## Data entries
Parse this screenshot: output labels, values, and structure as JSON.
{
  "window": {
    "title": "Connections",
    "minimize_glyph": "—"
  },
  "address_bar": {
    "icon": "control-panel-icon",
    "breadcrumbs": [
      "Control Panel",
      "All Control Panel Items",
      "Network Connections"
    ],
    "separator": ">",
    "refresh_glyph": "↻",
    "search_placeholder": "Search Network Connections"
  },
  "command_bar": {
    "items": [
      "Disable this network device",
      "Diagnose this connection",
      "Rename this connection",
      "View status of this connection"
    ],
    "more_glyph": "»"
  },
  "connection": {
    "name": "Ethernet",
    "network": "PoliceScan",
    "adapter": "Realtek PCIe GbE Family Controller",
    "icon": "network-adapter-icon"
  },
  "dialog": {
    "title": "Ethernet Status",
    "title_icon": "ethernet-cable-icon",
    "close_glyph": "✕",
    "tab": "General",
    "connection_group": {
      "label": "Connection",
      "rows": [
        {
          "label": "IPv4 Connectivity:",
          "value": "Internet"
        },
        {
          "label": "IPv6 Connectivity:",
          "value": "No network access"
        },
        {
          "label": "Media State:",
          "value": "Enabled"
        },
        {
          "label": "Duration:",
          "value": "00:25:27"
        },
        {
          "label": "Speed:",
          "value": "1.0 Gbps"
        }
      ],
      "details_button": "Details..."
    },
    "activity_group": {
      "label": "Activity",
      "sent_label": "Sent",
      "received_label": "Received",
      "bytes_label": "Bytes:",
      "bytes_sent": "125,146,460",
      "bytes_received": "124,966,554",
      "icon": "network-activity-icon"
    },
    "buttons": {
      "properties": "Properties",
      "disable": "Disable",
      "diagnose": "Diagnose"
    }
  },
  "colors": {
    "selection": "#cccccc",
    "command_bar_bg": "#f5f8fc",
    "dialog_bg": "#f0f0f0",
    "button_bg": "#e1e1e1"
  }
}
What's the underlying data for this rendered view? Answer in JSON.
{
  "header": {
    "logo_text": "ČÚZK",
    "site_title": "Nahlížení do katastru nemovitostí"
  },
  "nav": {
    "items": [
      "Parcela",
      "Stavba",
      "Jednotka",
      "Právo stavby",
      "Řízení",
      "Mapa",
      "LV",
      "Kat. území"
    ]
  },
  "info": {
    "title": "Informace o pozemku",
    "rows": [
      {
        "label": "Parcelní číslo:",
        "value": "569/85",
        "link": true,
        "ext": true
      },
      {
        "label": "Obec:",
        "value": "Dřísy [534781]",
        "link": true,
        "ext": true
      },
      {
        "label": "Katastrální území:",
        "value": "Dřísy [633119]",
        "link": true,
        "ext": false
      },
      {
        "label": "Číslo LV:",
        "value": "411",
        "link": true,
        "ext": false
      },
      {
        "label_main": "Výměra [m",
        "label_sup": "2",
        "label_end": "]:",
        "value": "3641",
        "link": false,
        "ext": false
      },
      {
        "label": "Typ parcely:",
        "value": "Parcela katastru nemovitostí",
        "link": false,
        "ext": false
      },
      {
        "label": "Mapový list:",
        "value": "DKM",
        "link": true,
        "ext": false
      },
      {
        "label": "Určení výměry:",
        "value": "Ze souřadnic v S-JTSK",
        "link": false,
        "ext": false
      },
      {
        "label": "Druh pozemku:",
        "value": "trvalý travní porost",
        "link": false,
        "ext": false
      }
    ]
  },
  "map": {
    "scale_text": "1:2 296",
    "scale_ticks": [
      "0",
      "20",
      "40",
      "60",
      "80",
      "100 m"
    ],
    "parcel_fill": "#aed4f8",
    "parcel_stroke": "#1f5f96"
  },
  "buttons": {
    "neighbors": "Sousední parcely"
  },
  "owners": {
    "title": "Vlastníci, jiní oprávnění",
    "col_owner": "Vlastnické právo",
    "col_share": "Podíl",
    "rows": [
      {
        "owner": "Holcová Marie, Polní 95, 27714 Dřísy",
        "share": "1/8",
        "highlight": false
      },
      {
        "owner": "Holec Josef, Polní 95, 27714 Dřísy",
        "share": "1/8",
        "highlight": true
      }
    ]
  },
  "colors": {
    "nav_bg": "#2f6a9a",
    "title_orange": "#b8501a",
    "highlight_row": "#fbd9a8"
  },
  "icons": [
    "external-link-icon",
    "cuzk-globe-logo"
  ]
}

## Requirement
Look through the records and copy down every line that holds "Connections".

## Exercise output
    "title": "Connections",
      "Network Connections"
    "search_placeholder": "Search Network Connections"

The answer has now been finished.